In the U.S., the Securities and Exchange Commission has been asking managers to explain the standards they use for classifying funds as ESG-focused, sources said in September. Earlier this year the SEC said it had found “potentially misleading” claims related to ESG investing.
Reuters spoke with regulators in Britain, France, Switzerland, Sweden, Norway, the Netherlands, Germany and Luxembourg, five of which had identified funds marketed in their jurisdictions which make claims unsupported by the information they disclosed. The other three had not carried out detailed investigations or declined to comment.
Sweden’s Finansinspektionen found around 5% of 400 funds it examined made claims that did not stack up, head of sustainable finance, Johanna Fager Wettergren, said.
“It indicates a broader problem and we can intervene against funds that don’t conduct themselves properly,” she said.
The FCA’s Nick Miller said poor ESG disclosures were so widespread in the UK that it had written to fund manager boards in July setting out their need to disclose sustainability approaches in prospectuses and show how strategies can meet ESG objectives — like why they choose certain stocks over others.
The United Nations-backed Principles for Responsible Investment (PRI), an investor network, said it welcomed regulatory efforts to tackle the problem of greenwashing.
But CEO Fiona Reynolds said supervision should be proportionate and “investors must not be discouraged from creating sustainability-focused products due to burdensome requirements.”
The approach of regulators to date has centred on publishing guidance and engaging in dialogue with managers.
Proving deliberate mis-selling is hard when definitions of ‘sustainable’ or ‘green’ are still being debated. Some doubt the success of prosecuting cases under the current regulatory framework.
In the UK, the FCA’s Miller noted that poor fund disclosure doesn’t mean anyone had necessarily broken any rules.
The Dutch, Norwegian, Swedish and Swiss regulators said they hadn’t launched any greenwashing-related enforcement action yet.
Switzerland’s FINMA said statutory definitions of terms such as ‘sustainable’ and ‘environmentally friendly’ were needed first, while French regulator AMF is looking for improvements in ESG data and better definitions to help combat greenwashing.
The Dutch watchdog is waiting for the July 2022 introduction of SFDR’s second phase, a more detailed application of the new disclosure rules, before it takes any action against managers individually, said AFM’s senior supervisor Zoë du Chattel.
Tamara Cizeika, counsel at Allen & Overy, said that although regulators do understand new rules have a teething period, they are signalling that they are ready to take a tougher line.
Britain’s guiding principles, for example, are about the application of existing laws to a slightly new context, making it harder “for asset managers to say ‘can I have time to get it right?’,” she said.

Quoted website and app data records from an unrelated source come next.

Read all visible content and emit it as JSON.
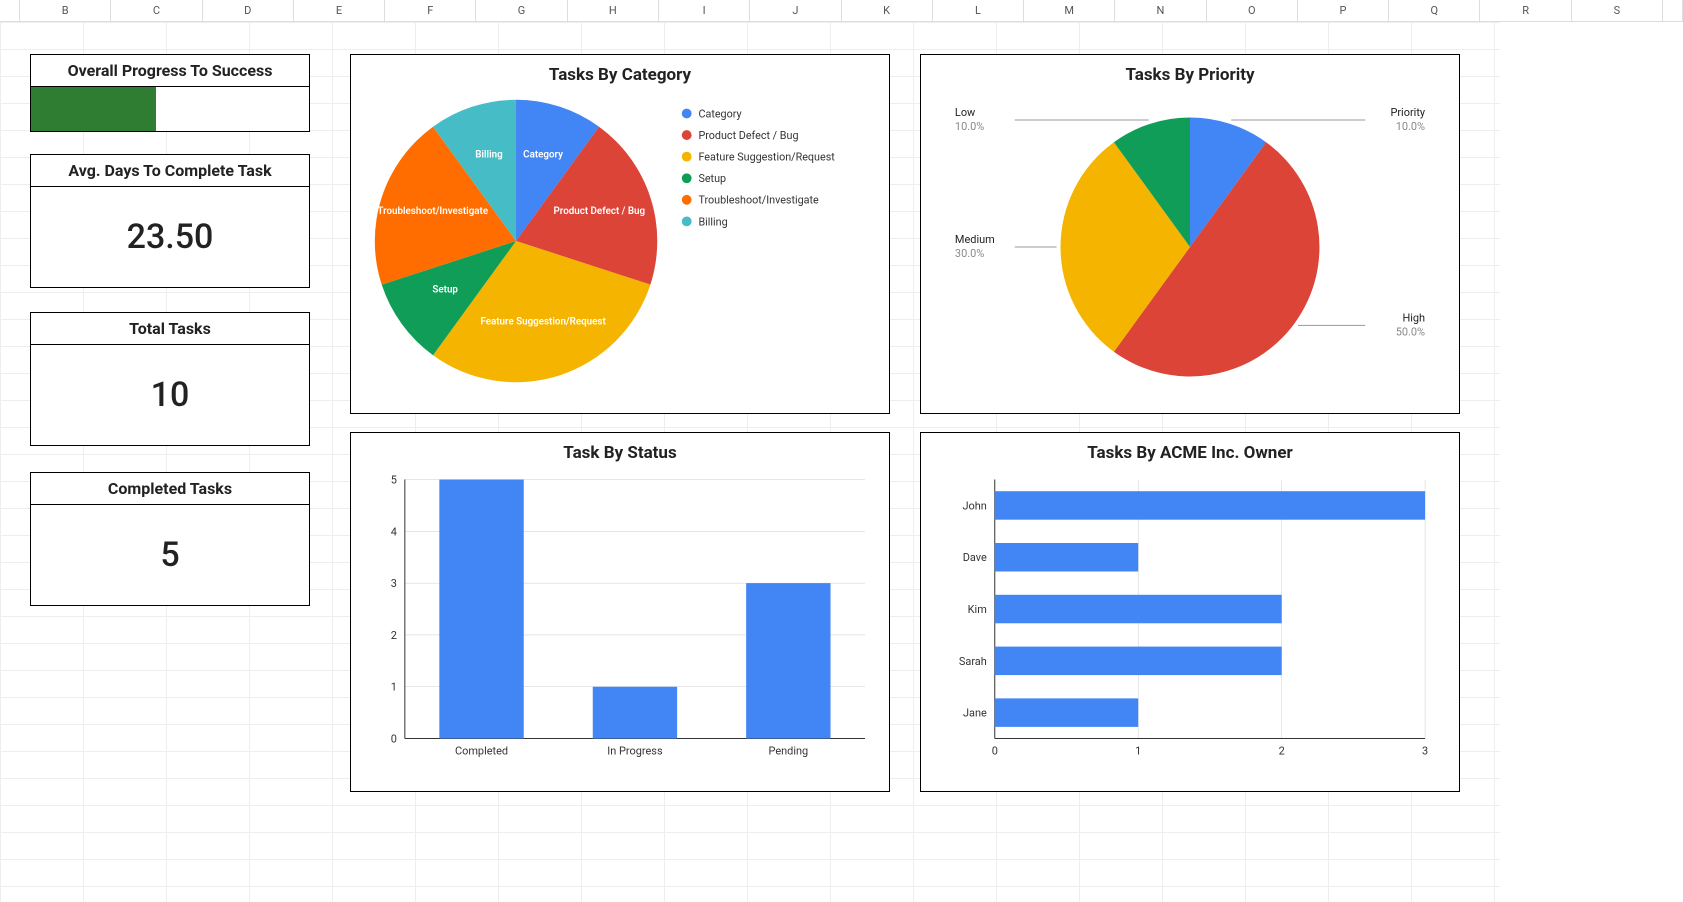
{
  "columns": [
    "",
    "B",
    "C",
    "D",
    "E",
    "F",
    "G",
    "H",
    "I",
    "J",
    "K",
    "L",
    "M",
    "N",
    "O",
    "P",
    "Q",
    "R",
    "S"
  ],
  "kpi": {
    "progress": {
      "title": "Overall Progress To Success",
      "fraction": 0.45
    },
    "avg_days": {
      "title": "Avg. Days To Complete Task",
      "value": "23.50"
    },
    "total": {
      "title": "Total Tasks",
      "value": "10"
    },
    "completed": {
      "title": "Completed Tasks",
      "value": "5"
    }
  },
  "colors": {
    "blue": "#4285F4",
    "red": "#DB4437",
    "yellow": "#F4B400",
    "green": "#0F9D58",
    "orange": "#FF6D01",
    "teal": "#46BDC6",
    "progress_fill": "#2E7D32"
  },
  "chart_data": [
    {
      "id": "by_category",
      "type": "pie",
      "title": "Tasks By Category",
      "series": [
        {
          "name": "Category",
          "value": 1,
          "color": "blue"
        },
        {
          "name": "Product Defect / Bug",
          "value": 2,
          "color": "red"
        },
        {
          "name": "Feature Suggestion/Request",
          "value": 3,
          "color": "yellow"
        },
        {
          "name": "Setup",
          "value": 1,
          "color": "green"
        },
        {
          "name": "Troubleshoot/Investigate",
          "value": 2,
          "color": "orange"
        },
        {
          "name": "Billing",
          "value": 1,
          "color": "teal"
        }
      ],
      "legend": true
    },
    {
      "id": "by_priority",
      "type": "pie",
      "title": "Tasks By Priority",
      "series": [
        {
          "name": "Priority",
          "value": 10,
          "pct_label": "10.0%",
          "color": "blue"
        },
        {
          "name": "High",
          "value": 50,
          "pct_label": "50.0%",
          "color": "red"
        },
        {
          "name": "Medium",
          "value": 30,
          "pct_label": "30.0%",
          "color": "yellow"
        },
        {
          "name": "Low",
          "value": 10,
          "pct_label": "10.0%",
          "color": "green"
        }
      ],
      "legend": false
    },
    {
      "id": "by_status",
      "type": "bar",
      "title": "Task By Status",
      "categories": [
        "Completed",
        "In Progress",
        "Pending"
      ],
      "values": [
        5,
        1,
        3
      ],
      "ylim": [
        0,
        5
      ],
      "yticks": [
        0,
        1,
        2,
        3,
        4,
        5
      ]
    },
    {
      "id": "by_owner",
      "type": "hbar",
      "title": "Tasks By ACME Inc. Owner",
      "categories": [
        "John",
        "Dave",
        "Kim",
        "Sarah",
        "Jane"
      ],
      "values": [
        3,
        1,
        2,
        2,
        1
      ],
      "xlim": [
        0,
        3
      ],
      "xticks": [
        0,
        1,
        2,
        3
      ]
    }
  ]
}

“This is all about investor protection and market integrity. We’d argue that boards should sit up and take notice because it is a significant and growing risk.”
(Editing by Rachel Armstrong & Elaine Hardcastle)